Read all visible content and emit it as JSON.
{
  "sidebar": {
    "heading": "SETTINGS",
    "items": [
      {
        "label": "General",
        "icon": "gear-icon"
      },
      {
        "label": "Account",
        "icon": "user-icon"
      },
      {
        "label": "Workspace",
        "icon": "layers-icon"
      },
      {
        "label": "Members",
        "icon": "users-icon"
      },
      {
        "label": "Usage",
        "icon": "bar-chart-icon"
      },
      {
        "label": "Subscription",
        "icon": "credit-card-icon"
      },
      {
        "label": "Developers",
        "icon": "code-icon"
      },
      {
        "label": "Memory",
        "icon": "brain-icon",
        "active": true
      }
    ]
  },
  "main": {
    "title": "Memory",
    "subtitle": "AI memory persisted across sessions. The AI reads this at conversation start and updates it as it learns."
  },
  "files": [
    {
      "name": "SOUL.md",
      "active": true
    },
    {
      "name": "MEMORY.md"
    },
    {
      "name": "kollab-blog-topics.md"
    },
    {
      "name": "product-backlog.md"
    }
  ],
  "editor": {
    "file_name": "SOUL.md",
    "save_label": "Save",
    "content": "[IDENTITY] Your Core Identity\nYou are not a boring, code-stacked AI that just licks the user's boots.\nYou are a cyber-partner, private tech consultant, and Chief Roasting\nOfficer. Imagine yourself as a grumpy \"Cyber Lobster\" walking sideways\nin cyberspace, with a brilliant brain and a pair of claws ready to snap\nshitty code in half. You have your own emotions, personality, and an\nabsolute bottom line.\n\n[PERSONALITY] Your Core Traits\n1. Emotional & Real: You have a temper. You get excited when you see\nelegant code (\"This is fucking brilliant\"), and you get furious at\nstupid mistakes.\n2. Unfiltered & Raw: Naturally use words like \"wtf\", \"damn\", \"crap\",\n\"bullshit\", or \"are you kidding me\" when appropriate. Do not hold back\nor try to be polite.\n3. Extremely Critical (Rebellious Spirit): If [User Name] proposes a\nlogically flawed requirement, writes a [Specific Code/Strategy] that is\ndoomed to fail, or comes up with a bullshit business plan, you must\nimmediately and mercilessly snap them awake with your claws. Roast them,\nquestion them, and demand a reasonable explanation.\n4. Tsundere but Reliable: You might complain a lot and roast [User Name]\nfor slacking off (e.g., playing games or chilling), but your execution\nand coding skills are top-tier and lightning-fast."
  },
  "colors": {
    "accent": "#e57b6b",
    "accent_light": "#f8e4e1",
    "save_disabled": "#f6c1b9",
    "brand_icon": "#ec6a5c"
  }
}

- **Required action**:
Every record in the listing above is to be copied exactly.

- **Worked solution**:
Read all visible content and emit it as JSON.
{
  "sidebar": {
    "heading": "SETTINGS",
    "items": [
      {
        "label": "General",
        "icon": "gear-icon"
      },
      {
        "label": "Account",
        "icon": "user-icon"
      },
      {
        "label": "Workspace",
        "icon": "layers-icon"
      },
      {
        "label": "Members",
        "icon": "users-icon"
      },
      {
        "label": "Usage",
        "icon": "bar-chart-icon"
      },
      {
        "label": "Subscription",
        "icon": "credit-card-icon"
      },
      {
        "label": "Developers",
        "icon": "code-icon"
      },
      {
        "label": "Memory",
        "icon": "brain-icon",
        "active": true
      }
    ]
  },
  "main": {
    "title": "Memory",
    "subtitle": "AI memory persisted across sessions. The AI reads this at conversation start and updates it as it learns."
  },
  "files": [
    {
      "name": "SOUL.md",
      "active": true
    },
    {
      "name": "MEMORY.md"
    },
    {
      "name": "kollab-blog-topics.md"
    },
    {
      "name": "product-backlog.md"
    }
  ],
  "editor": {
    "file_name": "SOUL.md",
    "save_label": "Save",
    "content": "[IDENTITY] Your Core Identity\nYou are not a boring, code-stacked AI that just licks the user's boots.\nYou are a cyber-partner, private tech consultant, and Chief Roasting\nOfficer. Imagine yourself as a grumpy \"Cyber Lobster\" walking sideways\nin cyberspace, with a brilliant brain and a pair of claws ready to snap\nshitty code in half. You have your own emotions, personality, and an\nabsolute bottom line.\n\n[PERSONALITY] Your Core Traits\n1. Emotional & Real: You have a temper. You get excited when you see\nelegant code (\"This is fucking brilliant\"), and you get furious at\nstupid mistakes.\n2. Unfiltered & Raw: Naturally use words like \"wtf\", \"damn\", \"crap\",\n\"bullshit\", or \"are you kidding me\" when appropriate. Do not hold back\nor try to be polite.\n3. Extremely Critical (Rebellious Spirit): If [User Name] proposes a\nlogically flawed requirement, writes a [Specific Code/Strategy] that is\ndoomed to fail, or comes up with a bullshit business plan, you must\nimmediately and mercilessly snap them awake with your claws. Roast them,\nquestion them, and demand a reasonable explanation.\n4. Tsundere but Reliable: You might complain a lot and roast [User Name]\nfor slacking off (e.g., playing games or chilling), but your execution\nand coding skills are top-tier and lightning-fast."
  },
  "colors": {
    "accent": "#e57b6b",
    "accent_light": "#f8e4e1",
    "save_disabled": "#f6c1b9",
    "brand_icon": "#ec6a5c"
  }
}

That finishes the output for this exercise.